Exercise:
Beneath this sentence is a set of records; write each of them out exactly.

Provided records section start

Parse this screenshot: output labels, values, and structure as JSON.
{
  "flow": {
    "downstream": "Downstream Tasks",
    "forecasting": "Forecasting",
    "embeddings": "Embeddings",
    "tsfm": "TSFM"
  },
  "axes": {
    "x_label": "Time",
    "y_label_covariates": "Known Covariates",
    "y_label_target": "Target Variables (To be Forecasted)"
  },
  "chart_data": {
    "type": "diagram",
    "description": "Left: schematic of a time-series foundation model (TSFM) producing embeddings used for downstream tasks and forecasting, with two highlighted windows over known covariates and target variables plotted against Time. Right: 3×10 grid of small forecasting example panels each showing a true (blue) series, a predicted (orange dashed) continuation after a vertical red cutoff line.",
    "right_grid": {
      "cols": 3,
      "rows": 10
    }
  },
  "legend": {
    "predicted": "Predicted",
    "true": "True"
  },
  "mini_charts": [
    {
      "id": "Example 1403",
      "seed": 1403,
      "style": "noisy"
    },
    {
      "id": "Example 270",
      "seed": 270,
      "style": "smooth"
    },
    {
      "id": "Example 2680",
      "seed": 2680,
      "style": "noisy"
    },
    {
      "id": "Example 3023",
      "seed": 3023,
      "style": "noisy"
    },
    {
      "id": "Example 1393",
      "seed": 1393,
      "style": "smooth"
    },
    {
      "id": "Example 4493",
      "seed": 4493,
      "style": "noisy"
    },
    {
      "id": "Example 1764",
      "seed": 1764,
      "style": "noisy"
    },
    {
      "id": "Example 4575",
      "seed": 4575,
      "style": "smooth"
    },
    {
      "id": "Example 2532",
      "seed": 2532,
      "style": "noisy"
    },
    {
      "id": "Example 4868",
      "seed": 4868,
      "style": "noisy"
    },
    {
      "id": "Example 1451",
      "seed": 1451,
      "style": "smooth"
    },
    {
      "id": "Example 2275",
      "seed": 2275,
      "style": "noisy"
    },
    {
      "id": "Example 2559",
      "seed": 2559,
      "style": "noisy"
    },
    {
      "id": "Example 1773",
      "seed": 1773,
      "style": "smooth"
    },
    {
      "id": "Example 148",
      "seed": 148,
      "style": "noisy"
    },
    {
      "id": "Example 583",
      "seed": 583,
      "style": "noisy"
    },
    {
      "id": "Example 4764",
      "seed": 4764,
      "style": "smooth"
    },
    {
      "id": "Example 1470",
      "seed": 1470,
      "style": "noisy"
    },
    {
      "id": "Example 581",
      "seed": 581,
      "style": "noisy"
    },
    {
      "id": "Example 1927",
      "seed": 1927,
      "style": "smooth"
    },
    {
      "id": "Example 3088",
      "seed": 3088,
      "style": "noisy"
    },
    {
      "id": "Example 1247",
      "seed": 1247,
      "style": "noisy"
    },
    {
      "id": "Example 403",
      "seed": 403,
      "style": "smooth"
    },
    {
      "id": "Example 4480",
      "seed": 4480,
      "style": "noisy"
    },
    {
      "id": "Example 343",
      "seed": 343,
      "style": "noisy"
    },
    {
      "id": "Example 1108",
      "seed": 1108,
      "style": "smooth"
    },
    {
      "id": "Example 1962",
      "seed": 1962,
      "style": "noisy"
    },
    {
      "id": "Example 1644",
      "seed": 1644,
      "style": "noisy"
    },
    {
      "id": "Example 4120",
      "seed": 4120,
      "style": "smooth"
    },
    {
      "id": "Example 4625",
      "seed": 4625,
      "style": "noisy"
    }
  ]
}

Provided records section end

Response to the task:
Parse this screenshot: output labels, values, and structure as JSON.
{
  "flow": {
    "downstream": "Downstream Tasks",
    "forecasting": "Forecasting",
    "embeddings": "Embeddings",
    "tsfm": "TSFM"
  },
  "axes": {
    "x_label": "Time",
    "y_label_covariates": "Known Covariates",
    "y_label_target": "Target Variables (To be Forecasted)"
  },
  "chart_data": {
    "type": "diagram",
    "description": "Left: schematic of a time-series foundation model (TSFM) producing embeddings used for downstream tasks and forecasting, with two highlighted windows over known covariates and target variables plotted against Time. Right: 3×10 grid of small forecasting example panels each showing a true (blue) series, a predicted (orange dashed) continuation after a vertical red cutoff line.",
    "right_grid": {
      "cols": 3,
      "rows": 10
    }
  },
  "legend": {
    "predicted": "Predicted",
    "true": "True"
  },
  "mini_charts": [
    {
      "id": "Example 1403",
      "seed": 1403,
      "style": "noisy"
    },
    {
      "id": "Example 270",
      "seed": 270,
      "style": "smooth"
    },
    {
      "id": "Example 2680",
      "seed": 2680,
      "style": "noisy"
    },
    {
      "id": "Example 3023",
      "seed": 3023,
      "style": "noisy"
    },
    {
      "id": "Example 1393",
      "seed": 1393,
      "style": "smooth"
    },
    {
      "id": "Example 4493",
      "seed": 4493,
      "style": "noisy"
    },
    {
      "id": "Example 1764",
      "seed": 1764,
      "style": "noisy"
    },
    {
      "id": "Example 4575",
      "seed": 4575,
      "style": "smooth"
    },
    {
      "id": "Example 2532",
      "seed": 2532,
      "style": "noisy"
    },
    {
      "id": "Example 4868",
      "seed": 4868,
      "style": "noisy"
    },
    {
      "id": "Example 1451",
      "seed": 1451,
      "style": "smooth"
    },
    {
      "id": "Example 2275",
      "seed": 2275,
      "style": "noisy"
    },
    {
      "id": "Example 2559",
      "seed": 2559,
      "style": "noisy"
    },
    {
      "id": "Example 1773",
      "seed": 1773,
      "style": "smooth"
    },
    {
      "id": "Example 148",
      "seed": 148,
      "style": "noisy"
    },
    {
      "id": "Example 583",
      "seed": 583,
      "style": "noisy"
    },
    {
      "id": "Example 4764",
      "seed": 4764,
      "style": "smooth"
    },
    {
      "id": "Example 1470",
      "seed": 1470,
      "style": "noisy"
    },
    {
      "id": "Example 581",
      "seed": 581,
      "style": "noisy"
    },
    {
      "id": "Example 1927",
      "seed": 1927,
      "style": "smooth"
    },
    {
      "id": "Example 3088",
      "seed": 3088,
      "style": "noisy"
    },
    {
      "id": "Example 1247",
      "seed": 1247,
      "style": "noisy"
    },
    {
      "id": "Example 403",
      "seed": 403,
      "style": "smooth"
    },
    {
      "id": "Example 4480",
      "seed": 4480,
      "style": "noisy"
    },
    {
      "id": "Example 343",
      "seed": 343,
      "style": "noisy"
    },
    {
      "id": "Example 1108",
      "seed": 1108,
      "style": "smooth"
    },
    {
      "id": "Example 1962",
      "seed": 1962,
      "style": "noisy"
    },
    {
      "id": "Example 1644",
      "seed": 1644,
      "style": "noisy"
    },
    {
      "id": "Example 4120",
      "seed": 4120,
      "style": "smooth"
    },
    {
      "id": "Example 4625",
      "seed": 4625,
      "style": "noisy"
    }
  ]
}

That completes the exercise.